Today’s sermon was about the subject of love. For obvious reasons, this is a subject of personal frustration. For one, the speaker (as is common) framed much of the discussion on the subject of marriage. At least at the end, where my face must have looked particularly unhappy during much of the message, there was at least a comment about those who would like to be married someday (if we could ever find a suitable and interested person willing to marry us, at any rate), but most of the message focused on agape love and the need to be more than fond of and attracted to a spouse. That is true, but there are many people for whom that would be more than is the case. I am by no means an expert on love, but I know the sort of man I want to be, and the sort of gentlemanly acts of self-sacrifice and outgoing concern for others (even those who do not seem particularly fond of me). It is hard to tell how obvious it is that my love is not always of a selfish kind for others, but all we can do is set a good example and hope that others will notice and understand if we lack the ability to explain ourselves well.
It is at least of some comfort, even if not much, that God Himself struggles to make His love known for us. Yesterday I complained, a bit bitterly I suppose, that I had not been called to give a prayer for a while. Although I tend to be busy and not very “available” and even though I get a fair bit of attention (sometimes more than I want) playing in the ensemble on stage every week, I like to feel as if I’m not being totally ignored when it comes to speaking opportunities in services, even if it is only for a couple of minutes or so. I found it somewhat refreshing, an answer to a concern, that I did not have to wait long before I had that concern addressed. It allowed me to ponder a bit about the fact that some requests are easy to grant, and quickly granted, while other requests take much longer and are much more fraught with unsatisfactory journeys. Yet love does not mean an absence of difficulty, merely that one is concerned about well-being and also seeks to act in ways that serve that well-being.
Knowing our own well-being is difficult enough, and those of others is harder still to know. Even knowing, or believing that we know, our interests and the interests of others is only a first step. Even acting in the best interests of others, a still more difficult task, may not be sufficient to communicate that regard effectively. In life and in any kind of relationship, even that of a friend or acquaintance (much still more difficult and more intimate kinds of relationships), it is not only what love is given, but what love is felt. Someone can love us with all their heart, generously and unselfishly, but that love does not have to be recognized nor reciprocated.

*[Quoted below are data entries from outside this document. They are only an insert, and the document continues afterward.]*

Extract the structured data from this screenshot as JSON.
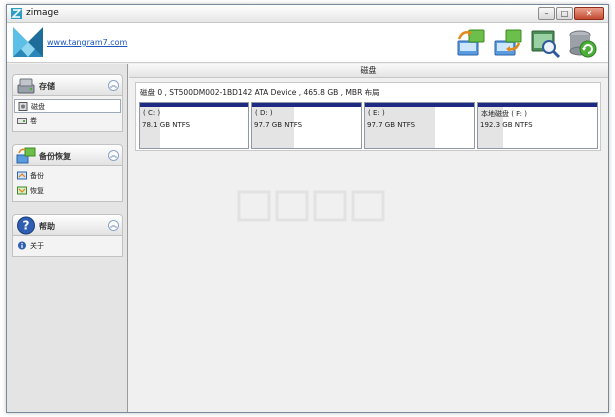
{
  "window": {
    "title": "zimage"
  },
  "header": {
    "link": "www.tangram7.com"
  },
  "toolbar": {
    "buttons": [
      {
        "icon": "backup-tool-icon"
      },
      {
        "icon": "restore-tool-icon"
      },
      {
        "icon": "browse-image-icon"
      },
      {
        "icon": "refresh-disk-icon"
      }
    ]
  },
  "sidebar": {
    "storage": {
      "title": "存储",
      "items": [
        {
          "label": "磁盘"
        },
        {
          "label": "卷"
        }
      ]
    },
    "backup": {
      "title": "备份恢复",
      "items": [
        {
          "label": "备份"
        },
        {
          "label": "恢复"
        }
      ]
    },
    "help": {
      "title": "帮助",
      "items": [
        {
          "label": "关于"
        }
      ]
    }
  },
  "main": {
    "title": "磁盘",
    "disk": {
      "info": "磁盘 0 , ST500DM002-1BD142 ATA Device , 465.8 GB , MBR 布局",
      "partitions": [
        {
          "label": "( C: )",
          "size": "78.1 GB NTFS"
        },
        {
          "label": "( D: )",
          "size": "97.7 GB NTFS"
        },
        {
          "label": "( E: )",
          "size": "97.7 GB NTFS"
        },
        {
          "label": "本地磁盘 ( F: )",
          "size": "192.3 GB NTFS"
        }
      ]
    }
  },
  "colors": {
    "partition_bar": "#1d2a82",
    "link": "#1a55c0"
  }
}
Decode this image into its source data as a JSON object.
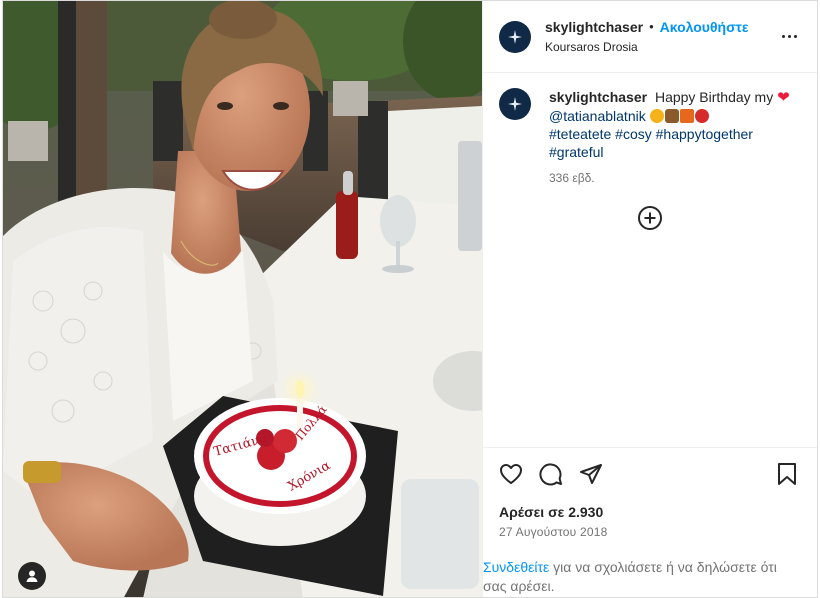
{
  "post": {
    "author": {
      "username": "skylightchaser",
      "separator": "•",
      "follow_label": "Ακολουθήστε",
      "location": "Koursaros Drosia",
      "avatar_color": "#0f2946"
    },
    "caption": {
      "username": "skylightchaser",
      "text_before": "Happy Birthday my",
      "heart": "❤",
      "mention": "@tatianablatnik",
      "hashtags": [
        "#teteatete",
        "#cosy",
        "#happytogether",
        "#grateful"
      ],
      "time_ago": "336 εβδ."
    },
    "icons": {
      "like": "heart-icon",
      "comment": "comment-icon",
      "share": "share-icon",
      "save": "bookmark-icon",
      "more": "more-options-icon",
      "load_more": "plus-circle-icon",
      "user_tag": "user-tag-icon"
    },
    "likes_text": "Αρέσει σε 2.930",
    "date_text": "27 Αυγούστου 2018",
    "login_prompt": {
      "link": "Συνδεθείτε",
      "text": " για να σχολιάσετε ή να δηλώσετε ότι σας αρέσει."
    },
    "cake_text": {
      "line1": "Τατιάνα",
      "line2": "Χρόνια",
      "line3": "Πολλά"
    },
    "colors": {
      "accent": "#0095f6",
      "hashtag": "#00376b",
      "heart": "#ed1c3b"
    }
  }
}
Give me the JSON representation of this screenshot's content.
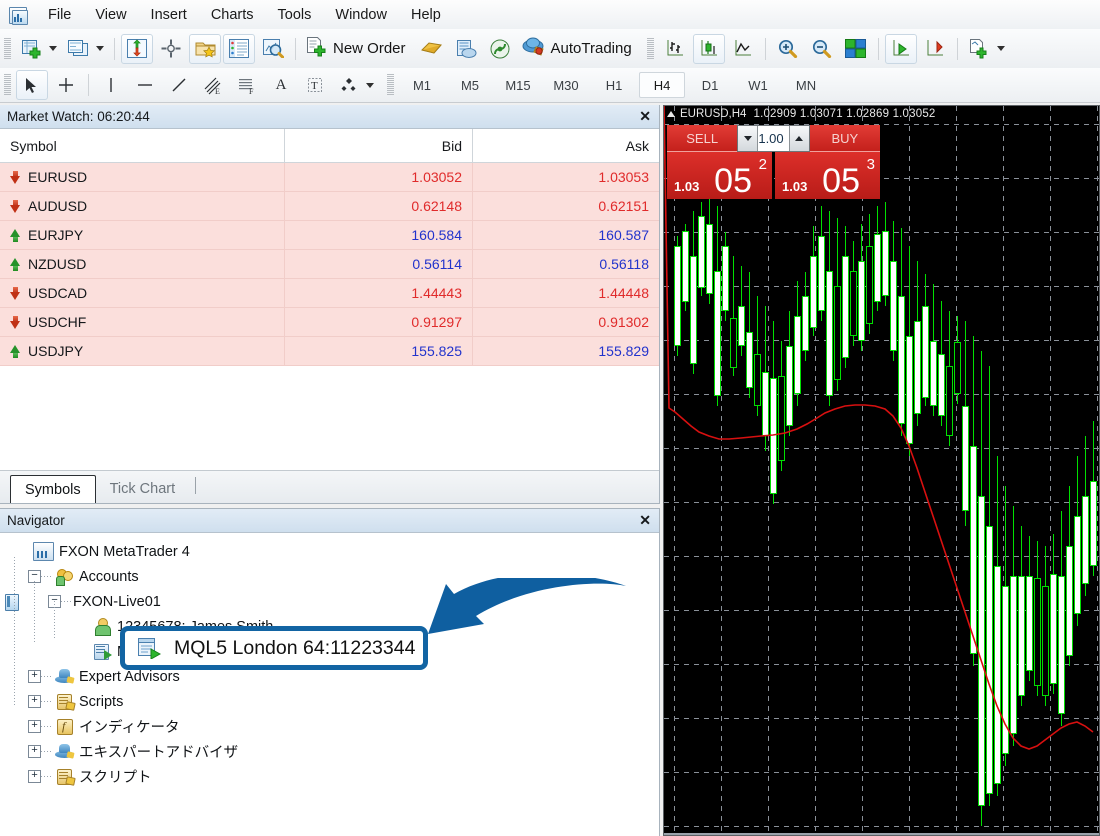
{
  "app": {
    "icon": "metatrader-logo-icon",
    "menu": [
      "File",
      "View",
      "Insert",
      "Charts",
      "Tools",
      "Window",
      "Help"
    ]
  },
  "toolbar_main": {
    "buttons": [
      {
        "name": "new-chart",
        "icon": "new-chart-icon",
        "dropdown": true
      },
      {
        "name": "profiles",
        "icon": "profiles-icon",
        "dropdown": true
      },
      {
        "name": "market-watch",
        "icon": "market-watch-icon",
        "framed": true
      },
      {
        "name": "data-window",
        "icon": "crosshair-data-window-icon",
        "framed": false
      },
      {
        "name": "navigator",
        "icon": "navigator-folder-star-icon",
        "framed": true
      },
      {
        "name": "terminal",
        "icon": "terminal-list-icon",
        "framed": true
      },
      {
        "name": "strategy-tester",
        "icon": "strategy-tester-magnifier-icon",
        "framed": false
      }
    ],
    "new_order_label": "New Order",
    "new_order_icon": "new-order-icon",
    "metaeditor_icon": "metaeditor-icon",
    "mql5_community_icon": "mql5-community-icon",
    "signals_icon": "signals-icon",
    "autotrading_label": "AutoTrading",
    "autotrading_icon": "autotrading-icon",
    "right_buttons": [
      {
        "name": "bar-chart",
        "icon": "bar-chart-icon",
        "framed": false
      },
      {
        "name": "candlestick-chart",
        "icon": "candlestick-chart-icon",
        "framed": true
      },
      {
        "name": "line-chart",
        "icon": "line-chart-icon",
        "framed": false
      },
      {
        "name": "zoom-in",
        "icon": "zoom-in-icon",
        "framed": false
      },
      {
        "name": "zoom-out",
        "icon": "zoom-out-icon",
        "framed": false
      },
      {
        "name": "tile-windows",
        "icon": "tile-windows-icon",
        "framed": false
      },
      {
        "name": "auto-scroll",
        "icon": "auto-scroll-icon",
        "framed": true
      },
      {
        "name": "chart-shift",
        "icon": "chart-shift-icon",
        "framed": false
      },
      {
        "name": "indicators",
        "icon": "indicators-icon",
        "dropdown": true
      }
    ]
  },
  "toolbar_line": {
    "tools": [
      {
        "name": "cursor",
        "icon": "cursor-arrow-icon",
        "active": true
      },
      {
        "name": "crosshair",
        "icon": "crosshair-icon",
        "active": false
      },
      {
        "name": "vertical-line",
        "icon": "vertical-line-icon",
        "active": false
      },
      {
        "name": "horizontal-line",
        "icon": "horizontal-line-icon",
        "active": false
      },
      {
        "name": "trendline",
        "icon": "trendline-icon",
        "active": false
      },
      {
        "name": "equidistant-channel",
        "icon": "equidistant-channel-icon",
        "active": false
      },
      {
        "name": "fibonacci-retracement",
        "icon": "fibonacci-retracement-icon",
        "active": false
      },
      {
        "name": "text",
        "icon": "text-a-icon",
        "active": false
      },
      {
        "name": "text-label",
        "icon": "text-label-icon",
        "active": false
      },
      {
        "name": "shapes",
        "icon": "shapes-icon",
        "active": false,
        "dropdown": true
      }
    ],
    "timeframes": [
      "M1",
      "M5",
      "M15",
      "M30",
      "H1",
      "H4",
      "D1",
      "W1",
      "MN"
    ],
    "active_timeframe": "H4"
  },
  "market_watch": {
    "title": "Market Watch: 06:20:44",
    "close_icon": "close-icon",
    "columns": [
      "Symbol",
      "Bid",
      "Ask"
    ],
    "rows": [
      {
        "symbol": "EURUSD",
        "dir": "down",
        "bid": "1.03052",
        "ask": "1.03053",
        "color": "down"
      },
      {
        "symbol": "AUDUSD",
        "dir": "down",
        "bid": "0.62148",
        "ask": "0.62151",
        "color": "down"
      },
      {
        "symbol": "EURJPY",
        "dir": "up",
        "bid": "160.584",
        "ask": "160.587",
        "color": "up"
      },
      {
        "symbol": "NZDUSD",
        "dir": "up",
        "bid": "0.56114",
        "ask": "0.56118",
        "color": "up"
      },
      {
        "symbol": "USDCAD",
        "dir": "down",
        "bid": "1.44443",
        "ask": "1.44448",
        "color": "down"
      },
      {
        "symbol": "USDCHF",
        "dir": "down",
        "bid": "0.91297",
        "ask": "0.91302",
        "color": "down"
      },
      {
        "symbol": "USDJPY",
        "dir": "up",
        "bid": "155.825",
        "ask": "155.829",
        "color": "up"
      }
    ],
    "tabs": [
      {
        "label": "Symbols",
        "active": true
      },
      {
        "label": "Tick Chart",
        "active": false
      }
    ]
  },
  "navigator": {
    "title": "Navigator",
    "close_icon": "close-icon",
    "tree": [
      {
        "label": "FXON MetaTrader 4",
        "icon": "metatrader-icon",
        "depth": 0,
        "expander": ""
      },
      {
        "label": "Accounts",
        "icon": "accounts-icon",
        "depth": 1,
        "expander": "−"
      },
      {
        "label": "FXON-Live01",
        "icon": "server-icon",
        "depth": 2,
        "expander": "−"
      },
      {
        "label": "12345678: James Smith",
        "icon": "user-account-icon",
        "depth": 3,
        "expander": ""
      },
      {
        "label": "MQL5 London 64:11223344",
        "icon": "mql5-vps-icon",
        "depth": 3,
        "expander": "",
        "highlighted": true
      },
      {
        "label": "Expert Advisors",
        "icon": "expert-advisor-hat-icon",
        "depth": 1,
        "expander": "+"
      },
      {
        "label": "Scripts",
        "icon": "script-icon",
        "depth": 1,
        "expander": "+"
      },
      {
        "label": "インディケータ",
        "icon": "indicator-icon",
        "depth": 1,
        "expander": "+"
      },
      {
        "label": "エキスパートアドバイザ",
        "icon": "expert-advisor-hat-icon",
        "depth": 1,
        "expander": "+"
      },
      {
        "label": "スクリプト",
        "icon": "script-icon",
        "depth": 1,
        "expander": "+"
      }
    ]
  },
  "chart": {
    "header": "EURUSD,H4",
    "ohlc": "1.02909 1.03071 1.02869 1.03052",
    "collapse_icon": "collapse-triangle-icon",
    "one_click": {
      "sell_label": "SELL",
      "buy_label": "BUY",
      "volume": "1.00",
      "volume_down_icon": "spinner-down-icon",
      "volume_up_icon": "spinner-up-icon",
      "sell_price_prefix": "1.03",
      "sell_price_big": "05",
      "sell_price_sup": "2",
      "buy_price_prefix": "1.03",
      "buy_price_big": "05",
      "buy_price_sup": "3"
    }
  },
  "annotation": {
    "callout_text": "MQL5 London 64:11223344",
    "callout_icon": "mql5-vps-icon",
    "arrow_icon": "curved-arrow-icon",
    "accent_color": "#1264a3"
  },
  "chart_data": {
    "type": "candlestick",
    "title": "EURUSD,H4",
    "open": 1.02909,
    "high": 1.03071,
    "low": 1.02869,
    "close": 1.03052,
    "indicator": {
      "name": "moving-average",
      "color": "#d81010"
    },
    "bull_color": "#00e000",
    "background": "#000000",
    "grid": true
  }
}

We may love those who are totally unworthy of that love, we may love those who are so starved for love and affection that a friendly love for them can blossom into something far beyond what we wish or intend, through no fault of anyone’s. Others may suck in the love and remain like the Dead Sea, entirely unchanged for all of the effort that is poured into it. Let us love without ceasing, but also be sensitive to the sort of love we are given, so that we may recognize its kind and intensity, and respond with consideration of others, to the best of our modest abilities.